4

Hereditary spherocytosis

Mutations in "vertical" support components (ankyrin, spectrin, Band 3, protein 4.2)
Spherocytes are rigid and have decreased deformability, easily bursts and causes hemolysis

5

What is splenic conditioning?

Seen in hereditary spherocytosis
Progressive loss of the membrane during each cycle through the spleen

6

Hereditary spherocytosis inheritance pattern

75% autosomal dominant
25% autosomal recessive

7

Symptoms triad of hereditary spherocytosis

Anemia
Jaundice
Splenomegaly

8

3 ways hereditary spherocytosis is diagnosed

Blood smear
Osmotic fragility test
Flow cytometry

9

How to manage hereditary spherocytosis

Supportive treatment (folic acid, spleen protection)
Splenectomy is a symptomatic cure (but need to give vaccines before)

10

Beta thalassemia major

Mutation in beta globin
Decreased beta globin production causing imbalance between alpha and beta pairing
Excess alpha chains precipitates damaging red cell membrane
Ineffective erythropoiesis
Severe anemia after 6 months old, marrow expansion, hepatosplenomegaly

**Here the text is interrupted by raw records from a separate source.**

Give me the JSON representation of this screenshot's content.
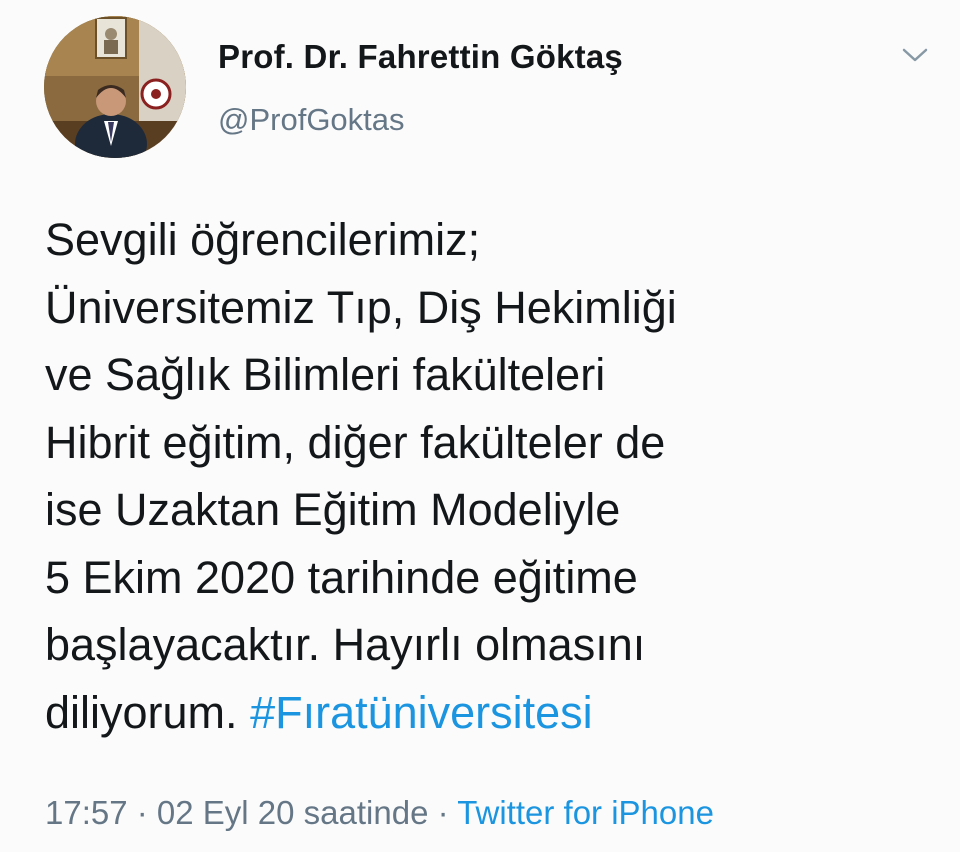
{
  "author": {
    "display_name": "Prof. Dr. Fahrettin Göktaş",
    "handle": "@ProfGoktas"
  },
  "tweet": {
    "lines": [
      "Sevgili öğrencilerimiz;",
      "Üniversitemiz Tıp, Diş Hekimliği",
      "ve Sağlık Bilimleri fakülteleri",
      "Hibrit eğitim, diğer fakülteler de",
      "ise Uzaktan Eğitim Modeliyle",
      "5 Ekim 2020 tarihinde eğitime",
      "başlayacaktır. Hayırlı olmasını",
      "diliyorum."
    ],
    "hashtag": "#Fıratüniversitesi"
  },
  "meta": {
    "time": "17:57",
    "separator": " · ",
    "date_text": "02 Eyl 20 saatinde",
    "source": "Twitter for iPhone"
  },
  "icons": {
    "menu": "chevron-down-icon"
  },
  "colors": {
    "link": "#1b95e0",
    "secondary_text": "#657786",
    "primary_text": "#14171a"
  }
}
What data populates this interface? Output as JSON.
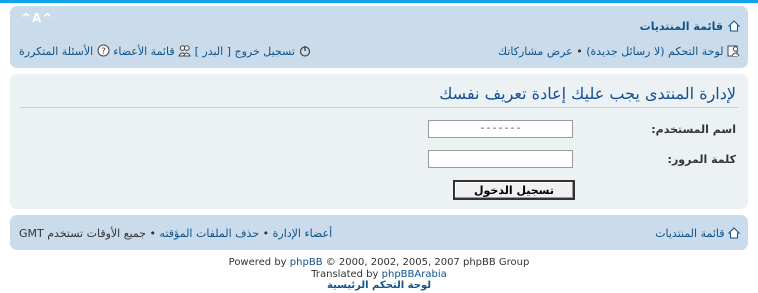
{
  "header": {
    "forum_index": "قائمة المنتديات",
    "font_controls": "^A^",
    "control_panel": "لوحة التحكم (لا رسائل جديدة)",
    "bullet": "•",
    "view_posts": "عرض مشاركاتك",
    "logout": "تسجيل خروج [ البدر ]",
    "members": "قائمة الأعضاء",
    "faq": "الأسئلة المتكررة"
  },
  "login": {
    "title": "لإدارة المنتدى يجب عليك إعادة تعريف نفسك",
    "username_label": "اسم المستخدم:",
    "username_value": "-------",
    "password_label": "كلمة المرور:",
    "password_value": "",
    "submit_label": "تسجيل الدخول"
  },
  "bottom_nav": {
    "forum_index": "قائمة المنتديات",
    "team": "أعضاء الإدارة",
    "bullet": "•",
    "delete_cookies": "حذف الملفات المؤقته",
    "timezone": "جميع الأوقات تستخدم GMT"
  },
  "footer": {
    "powered_prefix": "Powered by",
    "phpbb": "phpBB",
    "powered_suffix": "© 2000, 2002, 2005, 2007 phpBB Group",
    "translated_prefix": "Translated by",
    "phpbbarabia": "phpBBArabia",
    "acp_link": "لوحة التحكم الرئيسية"
  },
  "colors": {
    "navbar": "#cadceb",
    "panel": "#ecf1f3",
    "link": "#105289",
    "title": "#115098",
    "top_accent": "#12a3eb"
  },
  "icons": [
    "home-icon",
    "user-cp-icon",
    "power-icon",
    "members-icon",
    "faq-icon"
  ]
}
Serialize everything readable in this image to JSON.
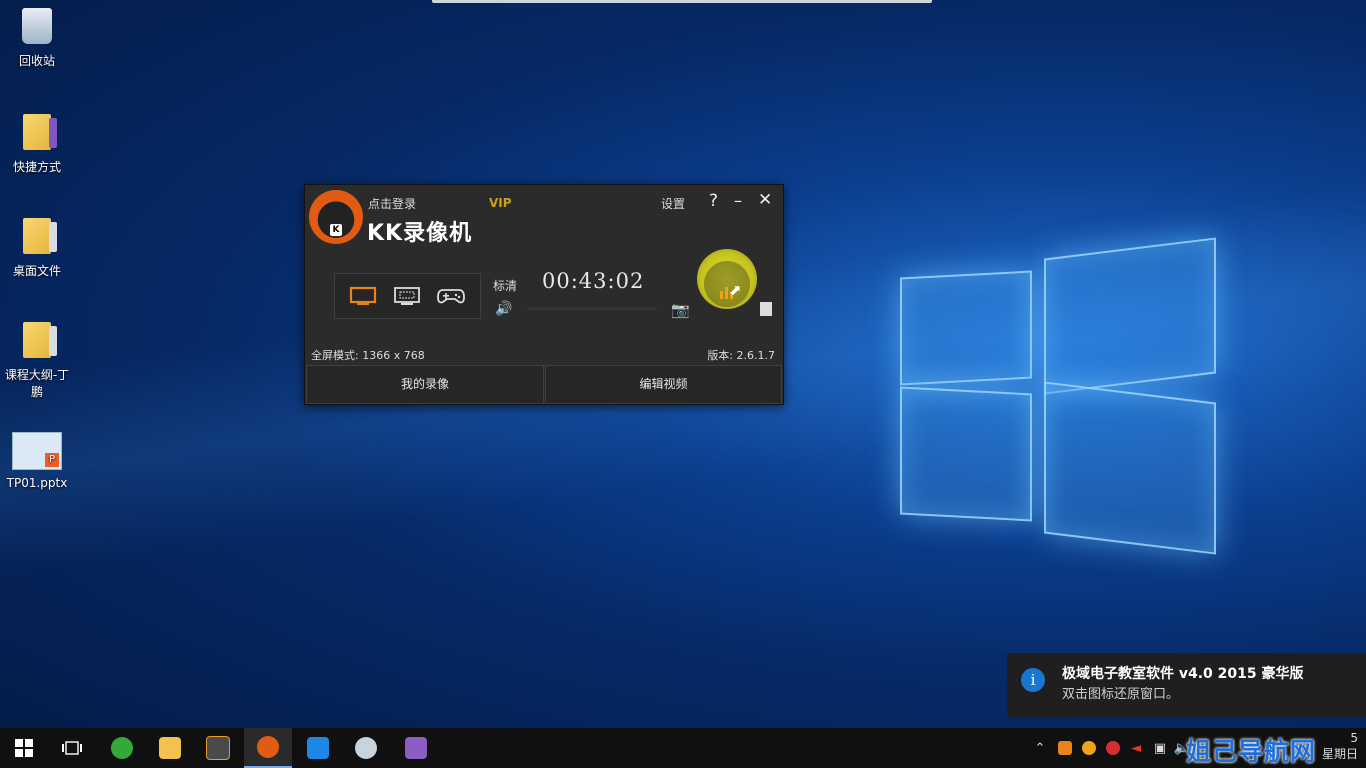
{
  "desktop": {
    "icons": [
      {
        "label": "回收站"
      },
      {
        "label": "快捷方式"
      },
      {
        "label": "桌面文件"
      },
      {
        "label": "课程大纲-丁\n鹏"
      },
      {
        "label": "TP01.pptx"
      }
    ]
  },
  "kk_recorder": {
    "login_text": "点击登录",
    "vip_text": "VIP",
    "title": "KK录像机",
    "settings_label": "设置",
    "help_label": "?",
    "quality_label": "标清",
    "timer": "00:43:02",
    "mode_text": "全屏模式: 1366 x 768",
    "version_text": "版本: 2.6.1.7",
    "my_recordings_label": "我的录像",
    "edit_video_label": "编辑视频"
  },
  "notification": {
    "title": "极域电子教室软件 v4.0 2015 豪华版",
    "message": "双击图标还原窗口。"
  },
  "taskbar": {
    "tray_right_text": "姐己导航网",
    "clock_line1": "5",
    "clock_line2": "星期日"
  }
}
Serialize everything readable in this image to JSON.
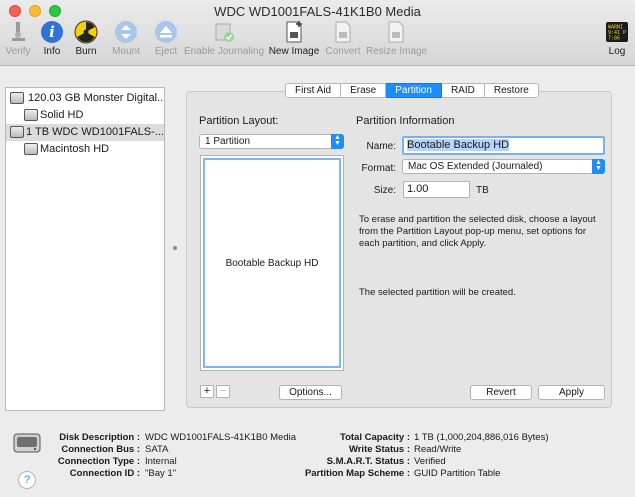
{
  "window": {
    "title": "WDC WD1001FALS-41K1B0 Media"
  },
  "toolbar": {
    "verify": "Verify",
    "info": "Info",
    "burn": "Burn",
    "mount": "Mount",
    "eject": "Eject",
    "enable_journaling": "Enable Journaling",
    "new_image": "New Image",
    "convert": "Convert",
    "resize_image": "Resize Image",
    "log": "Log",
    "log_icon_text": [
      "WARNI",
      "9:41 P",
      "7:86"
    ]
  },
  "sidebar": {
    "items": [
      {
        "label": "120.03 GB Monster Digital...",
        "icon": "disk-icon",
        "selected": false
      },
      {
        "label": "Solid HD",
        "icon": "volume-icon",
        "selected": false
      },
      {
        "label": "1 TB WDC WD1001FALS-...",
        "icon": "disk-icon",
        "selected": true
      },
      {
        "label": "Macintosh HD",
        "icon": "volume-icon",
        "selected": false
      }
    ]
  },
  "tabs": [
    "First Aid",
    "Erase",
    "Partition",
    "RAID",
    "Restore"
  ],
  "active_tab": "Partition",
  "partition": {
    "layout_heading": "Partition Layout:",
    "layout_select": "1 Partition",
    "partition_label": "Bootable Backup HD",
    "info_heading": "Partition Information",
    "name_label": "Name:",
    "name_value": "Bootable Backup HD",
    "format_label": "Format:",
    "format_value": "Mac OS Extended (Journaled)",
    "size_label": "Size:",
    "size_value": "1.00",
    "size_unit": "TB",
    "instructions": "To erase and partition the selected disk, choose a layout from the Partition Layout pop-up menu, set options for each partition, and click Apply.",
    "status": "The selected partition will be created.",
    "add_label": "+",
    "remove_label": "−",
    "options_label": "Options...",
    "revert_label": "Revert",
    "apply_label": "Apply"
  },
  "info": {
    "left": [
      {
        "key": "Disk Description :",
        "value": "WDC WD1001FALS-41K1B0 Media"
      },
      {
        "key": "Connection Bus :",
        "value": "SATA"
      },
      {
        "key": "Connection Type :",
        "value": "Internal"
      },
      {
        "key": "Connection ID :",
        "value": "\"Bay 1\""
      }
    ],
    "right": [
      {
        "key": "Total Capacity :",
        "value": "1 TB (1,000,204,886,016 Bytes)"
      },
      {
        "key": "Write Status :",
        "value": "Read/Write"
      },
      {
        "key": "S.M.A.R.T. Status :",
        "value": "Verified"
      },
      {
        "key": "Partition Map Scheme :",
        "value": "GUID Partition Table"
      }
    ],
    "help_label": "?"
  },
  "colors": {
    "accent": "#1f8cf7",
    "selection": "#dcdcdc"
  }
}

11

Complications from beta thalassemia

Marrow expansion: osteoporosis
Endocrine failure: hypogonadotrophic hypogonadism, hypotheyroidism, ovarian failure
Transfusion hemosiderosis: CHF, liver cirrhosis, liver carcinoma
Transfusion related complications: infections, transfusion reactions
Psychosocial impact

12

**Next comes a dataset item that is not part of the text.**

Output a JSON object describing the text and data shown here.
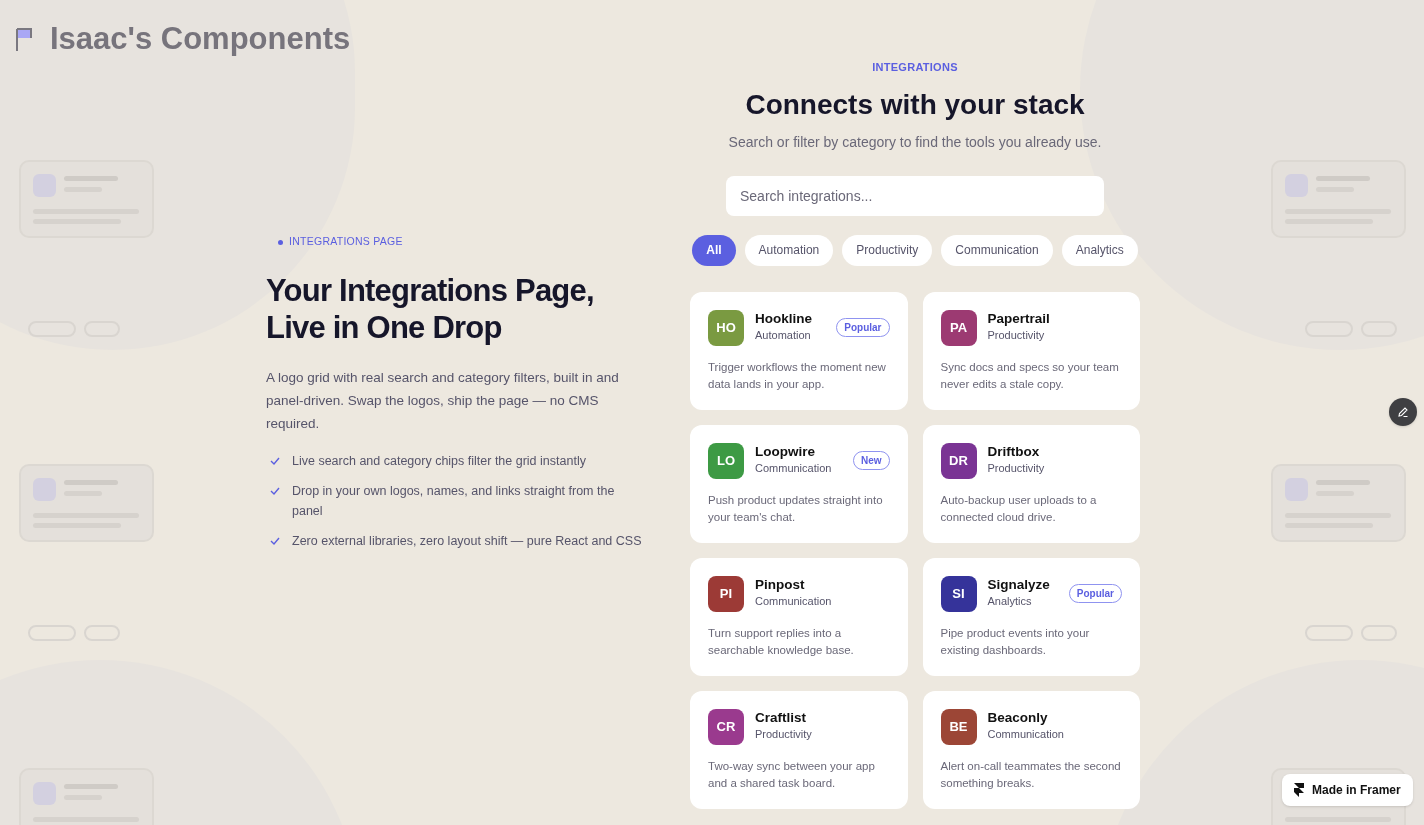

Management of beta thalassemia major

Need to start regular transfusion by 6-12 months
Blood transfusions every 3-4 weeks - high iron deposition
Needs iron chelation meds after 20 transfusions
Good transfusion and chelation and they will be fine

13

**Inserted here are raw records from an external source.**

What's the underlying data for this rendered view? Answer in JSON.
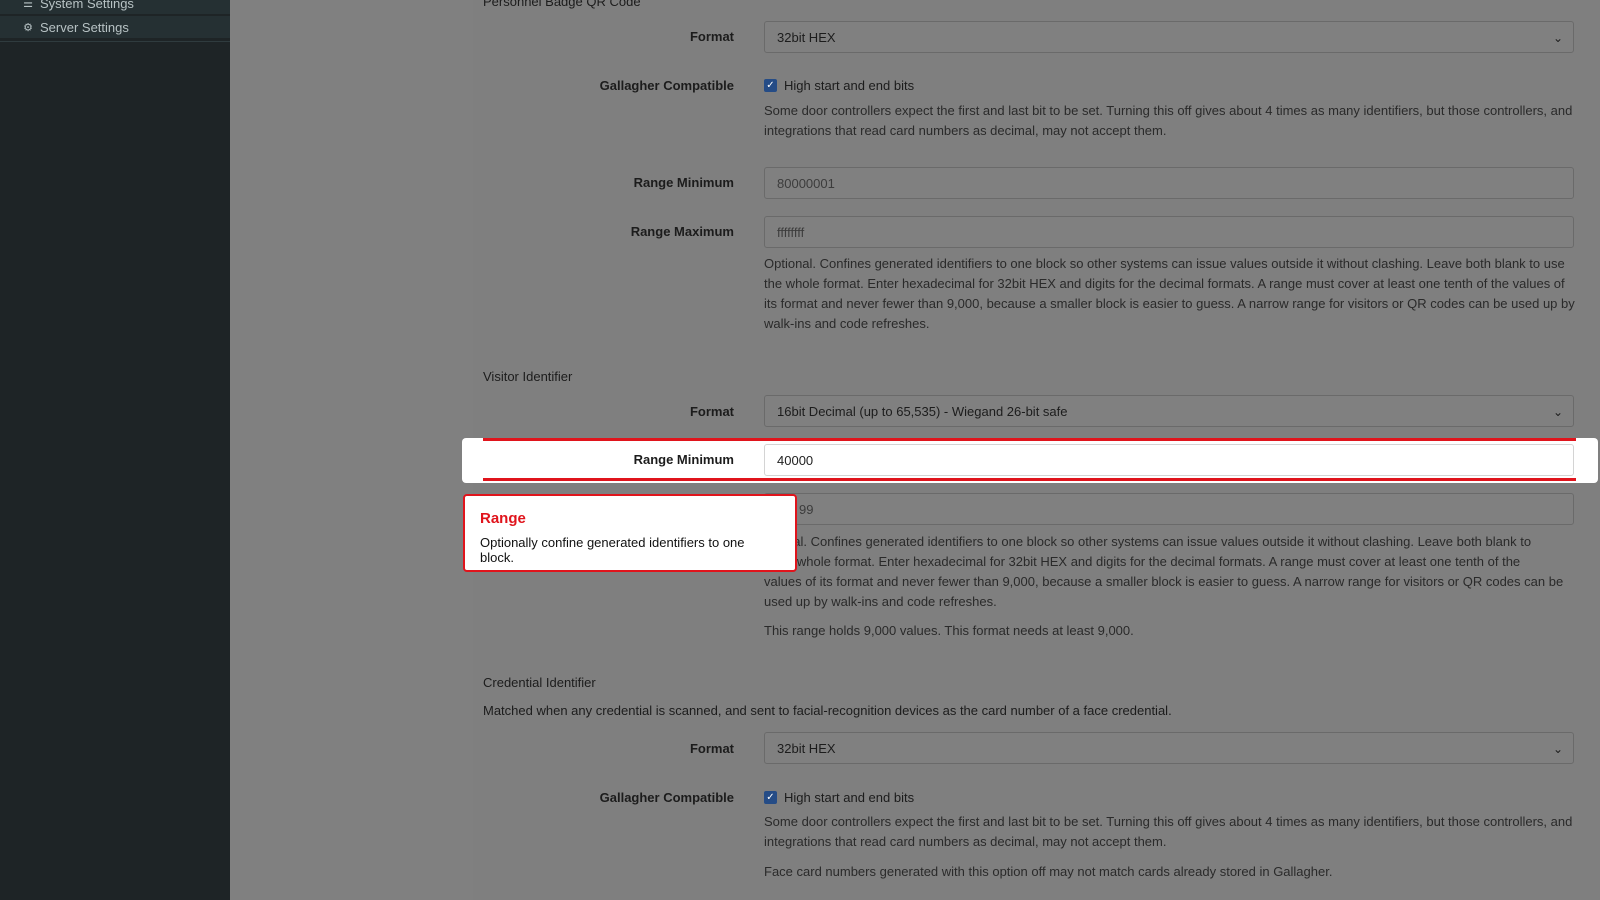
{
  "sidebar": {
    "items": [
      {
        "label": "System Settings",
        "icon": "sliders-icon"
      },
      {
        "label": "Server Settings",
        "icon": "server-gear-icon"
      }
    ]
  },
  "personnel_qr": {
    "title": "Personnel Badge QR Code",
    "format_label": "Format",
    "format_value": "32bit HEX",
    "gallagher_label": "Gallagher Compatible",
    "gallagher_checkbox": "High start and end bits",
    "gallagher_help": "Some door controllers expect the first and last bit to be set. Turning this off gives about 4 times as many identifiers, but those controllers, and integrations that read card numbers as decimal, may not accept them.",
    "range_min_label": "Range Minimum",
    "range_min_placeholder": "80000001",
    "range_max_label": "Range Maximum",
    "range_max_placeholder": "ffffffff",
    "range_help": "Optional. Confines generated identifiers to one block so other systems can issue values outside it without clashing. Leave both blank to use the whole format. Enter hexadecimal for 32bit HEX and digits for the decimal formats. A range must cover at least one tenth of the values of its format and never fewer than 9,000, because a smaller block is easier to guess. A narrow range for visitors or QR codes can be used up by walk-ins and code refreshes."
  },
  "visitor": {
    "title": "Visitor Identifier",
    "format_label": "Format",
    "format_value": "16bit Decimal (up to 65,535) - Wiegand 26-bit safe",
    "range_min_label": "Range Minimum",
    "range_min_value": "40000",
    "range_max_value_visible": "99",
    "range_help_visible_lines": [
      "nal. Confines generated identifiers to one block so other systems can issue values outside it without clashing. Leave both blank to",
      "e whole format. Enter hexadecimal for 32bit HEX and digits for the decimal formats. A range must cover at least one tenth of the",
      "values of its format and never fewer than 9,000, because a smaller block is easier to guess. A narrow range for visitors or QR codes can be",
      "used up by walk-ins and code refreshes."
    ],
    "range_status": "This range holds 9,000 values. This format needs at least 9,000."
  },
  "credential": {
    "title": "Credential Identifier",
    "description": "Matched when any credential is scanned, and sent to facial-recognition devices as the card number of a face credential.",
    "format_label": "Format",
    "format_value": "32bit HEX",
    "gallagher_label": "Gallagher Compatible",
    "gallagher_checkbox": "High start and end bits",
    "gallagher_help": "Some door controllers expect the first and last bit to be set. Turning this off gives about 4 times as many identifiers, but those controllers, and integrations that read card numbers as decimal, may not accept them.",
    "face_note": "Face card numbers generated with this option off may not match cards already stored in Gallagher."
  },
  "tooltip": {
    "title": "Range",
    "body": "Optionally confine generated identifiers to one block."
  },
  "colors": {
    "accent_red": "#e0141c",
    "checkbox_blue": "#254c86",
    "sidebar_bg": "#1e2426"
  }
}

Sickle cell anemia

Single nucleotide change (glu to val)
Hb S polymerizes when deoxygenated
RC becomes stiff and deformed
Sludging in capillaries (leads to recurrent infarctions - tissues can die and get inflammed which causes pain)

14

Vaso-occlusive crises

In sickle cell anemia
Extreme excruciating pain in long bones, back or abdomen
Treat early, prevent it from happening

15

Acute chest syndrome

From sickle cell disease
Sickling in lungs
Vicious cycle
Most common cause of death
Lung collapses and you become hypoxic
Need early transfusions, spirometry, and ventilation

16

What is the definitive diagnosis for sickle cell anemia

Hb electrophoresis

17

Management of sickle cell anemia

Comprehensive care program
Supportive (hydration, pain control)
Prevent and treat infections
Drug: hydroxyurea
Blood transfusions (but dont over do it!!)

18

GP6D Deficiency

Unstable enzyme
Sex linked inheritance (more common in boys)
Reduced glutathione in red cells
Oxidation of Hb and oxidative damage of membrane (oxidative hemolysis)
RC damage - bite cells, blister cells - intravascular hemolysis
Diagnose via enzyme assay

19

Management of GP6D Deficiency

Avoid fava beans, oxidizing drugs
Vigilance during severe infections
Treatment of acute hemolysis (self limiting) - hydration, alkalinization

20

Pyruvate kinase deficiency

Final rate-controlling step in glycolysis
ATP depletion - decrease membrane ionic pumps = ionic leak and dehydration - hemolysis
Increased intracellular 2.3-DPG - right shift of oxygen dissociation curve - increased oxygen unloading - better tolerance to anemia

21

What will you see in a pyruvate kinase deficiency

Neonatal jaundice (some elevation of conjugated bilirubin)
Life long anemia, but well tolerated
Mild jaundice, cholelithiasis
Supportive management (splenectomy usually not helpful, transfusion may be needed at times)